Take some of the best and toughest ice-hockey players in the world, a sizzling atmosphere, stunning surroundings, tonnes of steel, a huge cooling system and thousands of square metres of frozen water. The result? Red Bull Crashed Ice! Since the first ever race back in 2000 Red Bull Crashed Ice has developed to become the most breathtaking winter sports events in the world. Ice-hockey aces hurtle down courses up to 500 metres in length in groups of four, shoulder to shoulder, as they fight it out for victory. The whole race is held on a steep downhill track dotted with chicanes, jumps and rollers. Pushing, sliding, sprinting and wrangling are all on the menu as the athletes race down the course, but the rules are, in fact, very simple: first to the bottom wins. Shaken, of course, but not stirred …
From Stockholm to Moscow, Davos to Prague, Quebec to Minnesota: Red Bull Crashed Ice has already played host to its fair share of insane action since the first event back in 2000. In 2009, it was Arttu Pihlainen (FIN) and Crashed Ice legend Jasper Felder (SWE) who triumphed in the races in Quebec City (CAN) and Lausanne (SUI) respectively, defying temperatures way below zero to fire up the huge crowds of up to 50,000 onlookers.
In Red Bull Crashed Ice, skaters descend a steep ice canal filled with bumps, jumps, rollers and obstacles four-at-a-time, jostling for position as they reach speeds of up to 70 km/h. With only the top two racers going through to the next round, competition is fierce. The event is held in a classic knockout format, and the field of 64 riders starting the main event is whittled down to just four athletes competing for the title in the Final.

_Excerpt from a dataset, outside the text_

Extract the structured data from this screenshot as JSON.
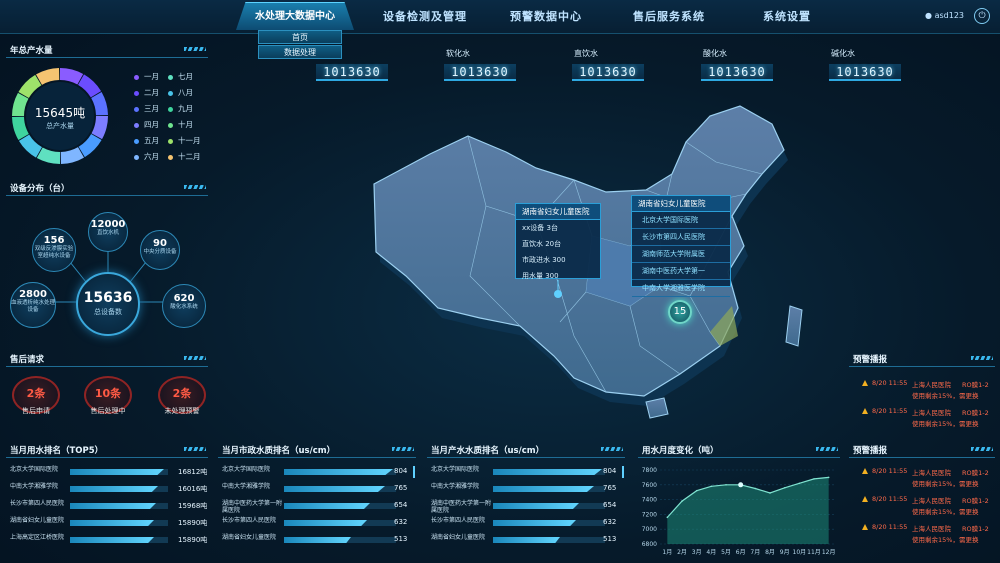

But how do you prepare for such a unique race? First and foremost it is essential to know what you are doing on the ice! However, that doesn’t mean that all of the athletes competing in Red Bull Crashed Ice ply their trade in the world’s top ice hockey leagues – for example, living legend of the sport Jasper Felder is a professional bandy player, a game popular in his native Sweden and similar to ice hockey with a round ball and many rules adopted from football. Even if spending a lot of time on the ice is important when preparing for a race, Felder is convinced that the key to success lies in the mental preparation: “It is hard to do any special training; the only thing I do is skate a lot – around three or four times a week, sometimes more. To be honest, getting ready for Red Bull Crashed Ice is more of a mind game – it’s just completely unique.”
The sport most similar to ice cross downhill is probably ski cross. In this discipline, skiers descend a snow course featuring jumps, rollers and banked corners four-at-a-time, with the fastest two athletes progressing to the next round. While physical contact is (as with ice cross downhill) not officially permitted, the high speeds and twisty courses make for spectacular action and plenty of crashes.
While Felder’s six wins in a row still remains the record for the most back-to-back victories in Red Bull Crashed Ice, the Swede has only taken top spot once since 2006 – in March 2009 in Lausanne (SUI). Indeed, the last few years have been dominated by a group of strong Finnish athletes: in 2008 Miikka Jouhkimainen won the event in Davos (SUI), while Arttu Pihlainen did the double by winning in Quebec City (CAN) in 2008 and 2009.
Growing media attention means that an increasing number of young, talented skaters are getting into Ice Cross Downhill and Red Bull Crashed Ice. However, while the next generation may be hammering on the door in 2010, old hands such as Jasper Felder certainly aren’t willing to relinquish their grip just yet: “I’ve been skating Red Bull Crashed Ice for eight years now. I’m going to be 39 this year, but I still feel great. You can never count me out!”
All amateur ice skaters, as well as professional ice hockey players can qualify to participate in these two stops and can be selected through national qualifiers within the next few weeks. Find out more from the Red Bull Crashed Ice website.
Watch Jesper in action in Lausanne earlier this year.